I have been remiss.
I should have written something about the 62nd performance of Handel’s Messiah by the Messiah Chorus of Lake County before it actually happened. I will try to make up for that right now. Have you ever attended a performance of this classic piece, here or anywhere else? If not, you are missing something fantastic. This is more than just the “Hallelujah” chorus that most people have heard at one time or another. This fabulous music was written by George Frederick Handel in a little over three weeks, was scored for four soloists (soprano, alto, tenor and bass), four chorus voices, a variety of symphony orchestra instruments, and takes 2½ to 3 hours to perform.
Anyone who has listened to this cannot help but wonder how one man could construct such a piece of music that perfectly blends so many voices and instruments without spending years on the endeavor. One has to conclude that it was divinely inspired. There is no other explanation that makes sense.
But I digress.
I have been involved in the Messiah Chorus of Lake County for 30 years. Yesterday was my 27th performance. Things happen, such as late term pregnancy with my daughter, committing to be a confirmation sponsor on a day that conflicted with a performance…oh and then there was that one year where I had the unheard of opportunity to spend a week with friends in Hilton Head. Other than those times, I have been a faithful participant.
When I started, Cyril Chinn was the conductor. We performed the piece at Morley Music Building on the campus of Lake Erie College. I was fascinated by the place, even though it was in sore need of renovation. The acoustics were beautiful, the pipe organ was a work of art, but the building itself was inconvenient. There were two restrooms, one for men, one for women. You had to climb a monstrous number of stairs to get into the place and then had to go clear to the lowest building level to use the two restrooms.
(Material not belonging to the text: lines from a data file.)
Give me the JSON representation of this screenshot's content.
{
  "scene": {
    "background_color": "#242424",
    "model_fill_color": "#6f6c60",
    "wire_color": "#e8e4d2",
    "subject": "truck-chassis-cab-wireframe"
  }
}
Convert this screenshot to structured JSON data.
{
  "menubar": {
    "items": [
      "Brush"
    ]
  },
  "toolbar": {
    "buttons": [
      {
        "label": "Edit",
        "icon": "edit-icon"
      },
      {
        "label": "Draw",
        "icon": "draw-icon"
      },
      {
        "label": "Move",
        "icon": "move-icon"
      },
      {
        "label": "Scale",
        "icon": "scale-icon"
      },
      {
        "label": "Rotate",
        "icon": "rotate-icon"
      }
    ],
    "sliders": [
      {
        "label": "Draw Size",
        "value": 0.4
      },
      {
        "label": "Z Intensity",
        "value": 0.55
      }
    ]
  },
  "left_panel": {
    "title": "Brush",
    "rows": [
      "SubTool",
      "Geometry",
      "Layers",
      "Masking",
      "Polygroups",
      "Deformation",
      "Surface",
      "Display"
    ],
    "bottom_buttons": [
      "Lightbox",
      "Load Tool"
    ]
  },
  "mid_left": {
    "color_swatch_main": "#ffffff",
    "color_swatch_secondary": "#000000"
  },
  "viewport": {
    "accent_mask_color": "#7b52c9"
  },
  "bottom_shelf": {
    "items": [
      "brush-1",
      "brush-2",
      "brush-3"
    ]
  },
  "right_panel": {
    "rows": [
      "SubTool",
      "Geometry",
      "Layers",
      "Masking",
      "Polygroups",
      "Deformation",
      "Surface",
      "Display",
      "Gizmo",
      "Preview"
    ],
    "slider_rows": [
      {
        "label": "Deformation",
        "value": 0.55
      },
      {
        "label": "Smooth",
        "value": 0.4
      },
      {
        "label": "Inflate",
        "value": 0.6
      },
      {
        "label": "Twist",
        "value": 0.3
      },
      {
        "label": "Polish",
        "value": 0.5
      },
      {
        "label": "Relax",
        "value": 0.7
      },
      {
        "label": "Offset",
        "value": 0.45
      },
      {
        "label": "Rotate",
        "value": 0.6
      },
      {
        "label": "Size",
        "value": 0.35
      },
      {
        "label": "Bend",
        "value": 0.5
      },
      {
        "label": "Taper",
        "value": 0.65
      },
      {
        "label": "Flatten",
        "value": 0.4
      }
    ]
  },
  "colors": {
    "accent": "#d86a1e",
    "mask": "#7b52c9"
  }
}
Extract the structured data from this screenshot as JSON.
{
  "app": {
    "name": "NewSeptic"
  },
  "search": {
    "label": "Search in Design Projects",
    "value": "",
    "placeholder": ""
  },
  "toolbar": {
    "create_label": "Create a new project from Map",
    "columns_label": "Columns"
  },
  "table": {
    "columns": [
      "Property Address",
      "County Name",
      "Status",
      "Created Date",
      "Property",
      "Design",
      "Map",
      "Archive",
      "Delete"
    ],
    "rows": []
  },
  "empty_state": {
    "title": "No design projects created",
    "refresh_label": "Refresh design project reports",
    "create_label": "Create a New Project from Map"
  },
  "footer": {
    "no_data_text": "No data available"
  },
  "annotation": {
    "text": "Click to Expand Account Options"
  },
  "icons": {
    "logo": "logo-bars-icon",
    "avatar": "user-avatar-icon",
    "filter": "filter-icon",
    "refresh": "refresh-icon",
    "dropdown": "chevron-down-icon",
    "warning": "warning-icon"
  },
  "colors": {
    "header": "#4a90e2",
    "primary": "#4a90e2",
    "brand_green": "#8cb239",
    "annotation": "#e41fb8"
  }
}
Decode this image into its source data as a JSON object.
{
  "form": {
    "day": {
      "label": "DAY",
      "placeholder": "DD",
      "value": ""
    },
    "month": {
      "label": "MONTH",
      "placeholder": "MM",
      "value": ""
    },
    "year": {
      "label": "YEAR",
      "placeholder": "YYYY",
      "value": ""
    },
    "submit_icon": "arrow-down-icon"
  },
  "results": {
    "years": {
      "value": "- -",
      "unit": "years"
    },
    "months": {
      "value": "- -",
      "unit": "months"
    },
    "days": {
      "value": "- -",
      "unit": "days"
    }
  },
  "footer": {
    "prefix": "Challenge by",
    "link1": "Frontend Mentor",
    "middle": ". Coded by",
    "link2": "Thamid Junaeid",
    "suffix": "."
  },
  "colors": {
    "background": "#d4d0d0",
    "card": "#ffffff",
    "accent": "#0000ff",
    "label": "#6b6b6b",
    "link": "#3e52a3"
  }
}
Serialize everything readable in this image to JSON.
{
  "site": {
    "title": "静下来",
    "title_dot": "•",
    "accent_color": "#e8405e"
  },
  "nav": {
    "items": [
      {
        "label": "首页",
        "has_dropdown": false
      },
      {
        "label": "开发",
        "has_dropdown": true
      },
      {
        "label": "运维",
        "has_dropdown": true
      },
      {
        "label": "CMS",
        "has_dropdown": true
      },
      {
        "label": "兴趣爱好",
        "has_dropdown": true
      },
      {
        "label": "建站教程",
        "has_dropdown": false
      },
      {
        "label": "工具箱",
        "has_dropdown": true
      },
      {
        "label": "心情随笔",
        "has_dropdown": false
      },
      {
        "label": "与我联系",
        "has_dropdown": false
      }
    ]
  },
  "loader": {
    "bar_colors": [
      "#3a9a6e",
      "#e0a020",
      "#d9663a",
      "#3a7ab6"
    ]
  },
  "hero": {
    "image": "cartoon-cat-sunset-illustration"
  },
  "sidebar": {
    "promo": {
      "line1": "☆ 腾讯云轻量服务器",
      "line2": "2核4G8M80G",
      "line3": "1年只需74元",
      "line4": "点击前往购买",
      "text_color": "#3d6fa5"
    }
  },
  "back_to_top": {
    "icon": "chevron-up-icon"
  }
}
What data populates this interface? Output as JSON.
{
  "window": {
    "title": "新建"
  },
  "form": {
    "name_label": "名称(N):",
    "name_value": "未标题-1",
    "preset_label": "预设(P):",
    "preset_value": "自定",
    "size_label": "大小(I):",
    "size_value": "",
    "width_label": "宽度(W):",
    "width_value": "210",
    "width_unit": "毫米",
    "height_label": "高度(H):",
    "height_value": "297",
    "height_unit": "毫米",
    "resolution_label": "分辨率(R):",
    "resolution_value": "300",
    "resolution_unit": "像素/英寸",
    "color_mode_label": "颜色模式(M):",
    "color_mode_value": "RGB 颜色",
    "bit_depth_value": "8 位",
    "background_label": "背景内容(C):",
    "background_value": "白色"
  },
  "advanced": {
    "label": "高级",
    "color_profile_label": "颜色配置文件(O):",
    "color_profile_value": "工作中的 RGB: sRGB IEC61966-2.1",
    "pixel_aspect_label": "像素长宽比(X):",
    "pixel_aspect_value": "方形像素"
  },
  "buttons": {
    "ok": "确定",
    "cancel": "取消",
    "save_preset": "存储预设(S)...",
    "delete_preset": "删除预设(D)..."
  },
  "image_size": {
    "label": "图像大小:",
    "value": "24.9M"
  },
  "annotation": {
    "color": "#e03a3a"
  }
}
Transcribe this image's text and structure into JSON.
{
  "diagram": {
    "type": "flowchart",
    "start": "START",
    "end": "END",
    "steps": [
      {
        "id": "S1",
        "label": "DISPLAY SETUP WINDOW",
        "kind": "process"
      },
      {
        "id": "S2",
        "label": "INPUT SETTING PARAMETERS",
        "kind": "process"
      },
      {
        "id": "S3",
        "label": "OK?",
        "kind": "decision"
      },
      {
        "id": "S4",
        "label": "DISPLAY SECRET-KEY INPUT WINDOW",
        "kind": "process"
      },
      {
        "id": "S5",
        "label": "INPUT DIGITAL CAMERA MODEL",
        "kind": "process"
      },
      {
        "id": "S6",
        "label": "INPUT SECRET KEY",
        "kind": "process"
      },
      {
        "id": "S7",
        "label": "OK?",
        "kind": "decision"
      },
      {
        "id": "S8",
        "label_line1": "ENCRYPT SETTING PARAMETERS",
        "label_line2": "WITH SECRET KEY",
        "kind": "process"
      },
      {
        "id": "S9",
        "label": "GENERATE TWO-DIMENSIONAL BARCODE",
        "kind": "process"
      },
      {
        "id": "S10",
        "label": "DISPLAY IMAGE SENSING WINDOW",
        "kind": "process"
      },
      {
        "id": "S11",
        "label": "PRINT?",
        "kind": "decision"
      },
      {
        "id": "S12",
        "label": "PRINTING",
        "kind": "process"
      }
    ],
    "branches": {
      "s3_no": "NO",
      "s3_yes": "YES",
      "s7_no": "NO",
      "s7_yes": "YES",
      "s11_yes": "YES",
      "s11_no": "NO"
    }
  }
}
There was no handicapped accessibility and there were no elevators, except for the orchestra pit. There was woefully inadequate parking, forcing many to park across the street at Zion Lutheran Church and brave the Route 20 traffic, generally in the dark. And there was no room for the chorus to gather prior to the performance, so we all stood in a downstairs hallway to run through a few practice verses before climbing several levels of stairs to get to the stage.
One year, Cy was ill and the original choral conductor, Hilbert Collins, returned from retirement to lead the group. He insisted that we perform at the United Methodist Church on the square in downtown Painesville, the original home of the chorus. This posed several new problems. The first was that the choir itself had grown to close to 200 voices and the sanctuary of the church was nowhere near large enough to house us. There was inadequate parking in the square area. The person that played the organ for the performance that year kept hitting one of the middle registers with his arm, emitting a bleating sound at intervals throughout the piece. I came out of the performance ready to quit.
The following year, Cy was back and we were back in Morley. The pipe organ had fallen into disrepair and we began renting an organ for the event, adding to our costs. The building was divided to house offices on the basement level, so the hall where the choir had gathered to warm up was no longer available, which forced us to meet in another building and walk to Morley in all kinds of weather to get to the stage. Eventually, Cy just wasn’t up to conducting any longer. Ken Nash took over as conductor, and we continued to perform at Morley. The building was renovated, the organ was refurbished, and the price of renting the place for the performance rose.
The steering committee began seeking alternative venues. Don Densmore, the head of the steering committee and the force behind the running of the chorus for decades, decided to pass the torch. It was the perfect time to find a new venue in which to perform this masterful work. Kevin Donahue, choir director at St. Gabriel’s Church, graciously took on the position of steering committee head and offered St. Gabe’s Church as a new venue for the performance…free. This was met with some limited resistance, if for no other reason than there are some people who just dislike change. But for the majority of the choir members, the change was readily accepted when the perks of the new venue became apparent.
St. Gabriel’s had many advantages. The sanctuary is on the ground floor. There are a few stairs to climb to enter the church, but there are also handicapped ramps if you cannot manage those few stairs. There is a room in the church basement large enough to house the chorus for warm-ups prior to the performance, so the choir members don’t have to trudge through the weather to get to the hall. Those choir members who can not negotiate the stairs have use of an elevator. There are more-than-adequate restroom facilities on both floors. All the parking is on-site, eliminating the dangerous hike across Route 20. It does not have the booming pipe organ of Morley, but since St. Gabe’s offered the space for free, some of the money normally spent on the building rental was used to hire a professional string section. All told, we had strings, piano, harpsichord, organ, and trumpet.
It sounded incredible! It is amazing to hear this piece with the instruments of the day. Everyone in the audience that I polled after the concert said it was beautiful, and several mentioned that they thought it sounded better than Morley. Many commented that the venue was much more convenient. And St. Gabe’s even served punch and cookies to anyone who wanted a little something as they were leaving the concert. Kevin Donahue, Tony Noll, Father Fred, and the staff at St. Gabe’s were wonderful and gracious to open their doors to the community and went out of their way to make all who attended feel welcome.
I, for one, would like to thank them for making this a memorable event. I look forward to the 63rd performance of Handel’s Messiah, next December!